BuzzFeed scored a coveted interview on Monday: A sit-down with President Obama at the White House.
It was billed as the president’s “first interview on Facebook Live,” the relatively new live video service that Facebook is promoting.
There was only one problem: Facebook Live didn’t cooperate.
Some sort of technical glitch stopped BuzzFeed from live-streaming the interview at 2:55 p.m. Monday. Thankfully BuzzFeed was simultaneously live-streaming it on YouTube, so there was another way to watch.
The snafu was embarrassing for both Facebook and BuzzFeed. After all, it would be a big deal if a television network’s production of a presidential interview went awry.
Monday’s interview was a bit different because it was experimental by nature. BuzzFeed as an organization had only interviewed Obama once before. And Facebook Live is still in its infancy as a platform for news.
But BuzzFeed and many other media companies have successfully used Facebook for a wide variety of live streams in recent months, so Monday’s glitch was a surprise.
The incident also reiterates the big differences between traditional television and new forms of web video.
A Facebook spokeswoman did not respond to a request for comment Monday afternoon. BuzzFeed said the company is still assessing what went wrong.
BuzzFeed’s producers at the White House were able to begin the live stream on Facebook at the same time it started on YouTube.
Legal editor Chris Geidner introduced himself and previewed the interview. But the Facebook Live stream stopped after less than two minutes, before Obama had even entered the room.
BuzzFeed’s Facebook page then pointed people to YouTube to watch the live stream.
After the interview wrapped, BuzzFeed posted the full video to Facebook and streamed it there.
On YouTube, the interview had a maximum “live” audience of 18,000 simultaneous viewers, which is very low for an interview with a figure like the president.
But the White House calculated that the interview was worthwhile because of the buzz and attention it would receive for going live on Facebook and YouTube; the chance to reach BuzzFeed’s youthful audience; and the “long tail” effect of the web.
Indeed, the video of the interview continued to gain views many hours after it was live-streamed. After three hours, it had about 200,000 views on YouTube.
On Facebook, it had 250,000 views. Facebook, however, has a much looser standard for what it counts as a “view.” (Three seconds of exposure to a video clip is counted as a view of that clip.)
Facebook Live has been a top priority of the social networking company lately.

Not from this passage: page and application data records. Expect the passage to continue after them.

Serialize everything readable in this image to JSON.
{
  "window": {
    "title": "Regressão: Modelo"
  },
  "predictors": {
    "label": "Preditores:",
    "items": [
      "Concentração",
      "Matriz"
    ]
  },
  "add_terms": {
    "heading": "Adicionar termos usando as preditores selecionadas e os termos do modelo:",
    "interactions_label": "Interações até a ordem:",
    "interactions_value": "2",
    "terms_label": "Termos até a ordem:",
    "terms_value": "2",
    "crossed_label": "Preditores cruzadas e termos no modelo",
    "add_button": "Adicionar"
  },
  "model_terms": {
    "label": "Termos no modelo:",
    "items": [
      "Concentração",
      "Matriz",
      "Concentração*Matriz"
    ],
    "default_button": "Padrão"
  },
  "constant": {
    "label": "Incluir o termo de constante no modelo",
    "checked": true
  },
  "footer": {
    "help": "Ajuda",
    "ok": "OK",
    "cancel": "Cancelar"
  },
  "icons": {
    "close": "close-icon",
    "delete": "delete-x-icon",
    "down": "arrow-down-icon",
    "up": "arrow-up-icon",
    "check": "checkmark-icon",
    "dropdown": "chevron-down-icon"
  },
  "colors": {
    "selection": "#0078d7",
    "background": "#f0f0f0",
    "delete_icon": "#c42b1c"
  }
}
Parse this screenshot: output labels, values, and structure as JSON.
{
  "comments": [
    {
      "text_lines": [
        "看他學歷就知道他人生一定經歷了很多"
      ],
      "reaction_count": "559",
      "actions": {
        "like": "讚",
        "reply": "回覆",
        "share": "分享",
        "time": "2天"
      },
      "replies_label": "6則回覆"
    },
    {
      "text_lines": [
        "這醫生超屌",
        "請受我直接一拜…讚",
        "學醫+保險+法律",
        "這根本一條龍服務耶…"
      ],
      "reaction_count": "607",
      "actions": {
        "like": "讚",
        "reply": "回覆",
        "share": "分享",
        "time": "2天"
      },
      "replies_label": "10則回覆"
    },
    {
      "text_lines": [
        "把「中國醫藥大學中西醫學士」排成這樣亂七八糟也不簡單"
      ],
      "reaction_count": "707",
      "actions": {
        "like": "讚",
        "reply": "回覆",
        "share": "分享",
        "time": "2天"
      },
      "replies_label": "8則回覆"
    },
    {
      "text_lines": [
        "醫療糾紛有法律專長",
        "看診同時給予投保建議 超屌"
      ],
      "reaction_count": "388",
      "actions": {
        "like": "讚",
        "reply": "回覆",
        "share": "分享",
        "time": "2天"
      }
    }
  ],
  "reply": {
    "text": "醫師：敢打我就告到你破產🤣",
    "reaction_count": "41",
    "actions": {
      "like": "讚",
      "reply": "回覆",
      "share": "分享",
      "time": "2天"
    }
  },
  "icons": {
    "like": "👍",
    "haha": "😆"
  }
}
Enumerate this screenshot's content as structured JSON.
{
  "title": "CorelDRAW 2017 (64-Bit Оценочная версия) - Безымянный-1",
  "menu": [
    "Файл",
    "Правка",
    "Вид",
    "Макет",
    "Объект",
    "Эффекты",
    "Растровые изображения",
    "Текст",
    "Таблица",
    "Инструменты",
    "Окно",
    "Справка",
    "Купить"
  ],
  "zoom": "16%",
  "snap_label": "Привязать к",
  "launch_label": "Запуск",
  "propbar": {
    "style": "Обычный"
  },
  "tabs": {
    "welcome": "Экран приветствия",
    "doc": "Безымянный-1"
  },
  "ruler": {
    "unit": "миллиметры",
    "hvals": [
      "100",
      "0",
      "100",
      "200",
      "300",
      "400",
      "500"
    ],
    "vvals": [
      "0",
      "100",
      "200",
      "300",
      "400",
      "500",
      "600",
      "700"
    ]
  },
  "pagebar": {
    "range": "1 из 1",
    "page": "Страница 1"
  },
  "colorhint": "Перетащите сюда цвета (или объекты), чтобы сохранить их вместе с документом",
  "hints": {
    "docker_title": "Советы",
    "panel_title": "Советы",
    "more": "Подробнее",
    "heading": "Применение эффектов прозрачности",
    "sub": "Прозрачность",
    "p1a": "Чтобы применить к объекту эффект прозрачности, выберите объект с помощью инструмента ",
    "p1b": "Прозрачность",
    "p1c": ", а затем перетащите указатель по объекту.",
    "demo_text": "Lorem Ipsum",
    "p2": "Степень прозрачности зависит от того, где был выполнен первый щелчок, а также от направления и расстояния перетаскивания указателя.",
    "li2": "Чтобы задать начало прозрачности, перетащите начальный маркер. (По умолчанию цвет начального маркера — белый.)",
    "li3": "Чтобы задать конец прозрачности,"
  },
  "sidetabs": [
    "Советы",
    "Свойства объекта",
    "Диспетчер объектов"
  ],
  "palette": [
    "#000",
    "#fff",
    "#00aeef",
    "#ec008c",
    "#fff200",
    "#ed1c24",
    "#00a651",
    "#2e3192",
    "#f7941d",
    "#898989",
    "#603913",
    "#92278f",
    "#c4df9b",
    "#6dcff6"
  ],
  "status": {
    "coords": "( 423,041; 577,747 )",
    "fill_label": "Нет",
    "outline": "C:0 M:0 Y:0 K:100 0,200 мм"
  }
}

It is paying a number of news outlets — including BuzzFeed, CNN, The New York Times, Vox, Gawker, and others — to have them “go live” on a regular basis.